Stephen Curry is a show unto himself.
Before the game, Curry was doing this during warmups.
Then at the end of the first quarter came this.
The man is worth the price of admission, even when the Warriors struggle (which they did in the second quarter of this game and the Spurs took a comfortable lead).
Ben Simmons keyed the 76ers’ historic offensive turnaround from Game 1 to Game 2 against the Nets. He pushed the pace, attacked and created good shots for himself and teammates.
Brooklyn forward Jared Dudley explained Simmons’ improvement.
Stefan Bondy of the New York Daily News:
Keith Pompey of The Inquirer:
It’s coming from Jared Dudley. C’mon.
Simmons’ dismissive tone makes this bigger than merely his words do. There’s definitely animosity brewing between these teams.
But this “beef” will get only as large as Simmons makes it.
He is great in transition and average in the halfcourt. Dudley’s remark wasn’t an insult. It was a scouting report.
Keeping Simmons out of transition is far easier than done. That’s part of what makes Simmons a star. He frequently creates up-tempo opportunities.
Players can’t be defined by a list of strengths and weaknesses. How often those strengths and weaknesses affect the game is important.
Simmons often makes his strengths count.
There are still questions about just how often he can do that against the best defenses, especially deep into the playoffs. His poor shooting is a liability in the halfcourt.
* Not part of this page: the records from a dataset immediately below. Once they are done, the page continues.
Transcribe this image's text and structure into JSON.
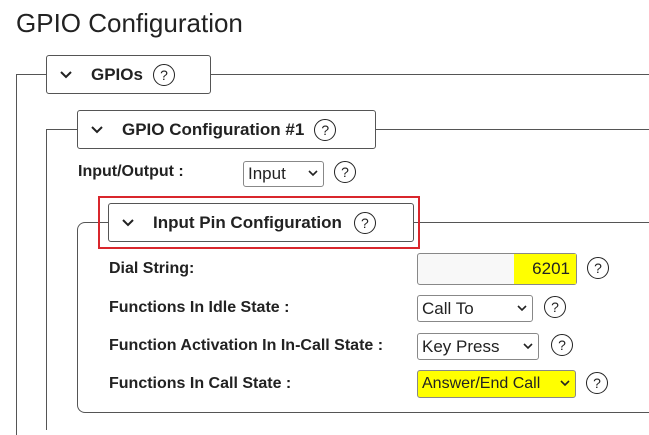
{
  "page": {
    "title": "GPIO Configuration"
  },
  "gpios_section": {
    "label": "GPIOs",
    "help": "?"
  },
  "gpio_config_section": {
    "label": "GPIO Configuration #1",
    "help": "?"
  },
  "input_output": {
    "label": "Input/Output :",
    "value": "Input",
    "help": "?"
  },
  "input_pin_section": {
    "label": "Input Pin Configuration",
    "help": "?"
  },
  "dial_string": {
    "label": "Dial String:",
    "value": "6201",
    "help": "?"
  },
  "idle_functions": {
    "label": "Functions In Idle State :",
    "value": "Call To",
    "help": "?"
  },
  "in_call_activation": {
    "label": "Function Activation In In-Call State :",
    "value": "Key Press",
    "help": "?"
  },
  "call_functions": {
    "label": "Functions In Call State :",
    "value": "Answer/End Call",
    "help": "?"
  },
  "colors": {
    "highlight": "#ffff00",
    "callout": "#d9262c",
    "border": "#555555"
  },
  "icons": {
    "collapse": "chevron-down-icon",
    "help": "help-circle-icon",
    "dropdown": "caret-down-icon"
  }
}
For now, he’ll create plenty of fastbreaks against the Nets. Simmons is a good enough player to set the style against that defense. He’s better than Dudley, who’s just a role player.
But Dudley is also a smart player. And he’s spot-on here.
De'Andre Hunter and Ty Jerome just led Virginia to a national championship.
Now, they’re trying to parlay that title into success at the next level.
Hunter and Jerome declared for the 2019 NBA drat with the intent to stay in it, Virginia announced.
Hunter will probably be a top-10, maybe even top-five, pick.
At 6-foot-8 with a 7-foot-2 wingspan and a strong base and impressive lateral mobility, the forward has excellent defensive versatility. He’s steady on and off the ball. I question whether he’ll lock up the better athletes he’ll more regularly face in the NBA, but his defensive floor is quite high.
He’s also a good 3-point shooter, though his slow release limits the number of attempts he can get up. Otherwise, Hunter lacks the explosiveness and ball-handling to become a traditional star.
Maybe he’ll be an excellent 3-and-D role player. In this weak-looking draft, that possibility is enough to make him coveted.
Jerome also lacks the burst to possess high upside, but that’s more understandable late in the first round, where he’s projected. The 6-foot-5 guard is a good outside shooter with a knack for getting open. He has plenty of distributing ability for a secondary playmaker but isn’t enough of a threat to create for himself to run an offense through him.
He’s limited defensively, but he has a decent knack for when to gamble when there’s good help – like Hunter – behind him.
Asked about elbowing Nets center Jarrett Allen in the face, Joel Embiid said, “I got him pretty good, and I’m sorry about it.” Sitting next to Embiid, Ben Simmons chortled. Then, Embiid laughed.
Embiid sounded sarcastic. I don’t know whether he meant to. But he sounded that way.
Were the 76ers actually laughing about the flagrant foul? Was Simmons laughing about Embiid’s monotone delivery? Did Embiid laugh just because Simmons did?
Whatever the reason, neither Caris LeVert nor Jared Dudley were pleased.
Ian Begley of ESPN:
Brian Lewis of the New York Post:
This does fit Embiid’s personality. He is a troll.
And Brooklyn should be mad about it. Allen took the brunt of a dangerous play, and the Nets should stick up for their teammate.
In 2019, that probably won’t translate to committing a hard foul on Embiid in Game 3. But this could motivate Brooklyn at a time teams should always be seeking an extra edge.
MEMPHIS, Tenn. (AP) The Memphis Grizzlies have hired Rich Cho vice president of basketball strategy and Glen Grunwald as a senior adviser within the franchise’s basketball operations department.
Cho is a former Charlotte Hornets and Portland Trail Blazers general manager. Grunwald was general manager of the New York Knicks and Toronto Raptors.
Cho was general manager of Portland in 2010-11 and was Charlotte’s general manager from 2011-18. Before coming to Portland, Cho was an assistant general manager with the Seattle SuperSonics and continued in that role when the franchise became the Oklahoma City Thunder.
Grunwald worked with the Knicks from 2006-13, serving as executive vice president and general manager for the final two seasons of that stretch. He was Toronto’s general manager from 1997-2004.
Grunwald spent the 2018-19 season as president and CEO of Canada Basketball after a four-year stint director of athletics and recreation at McMaster University in Hamilton, Ontario.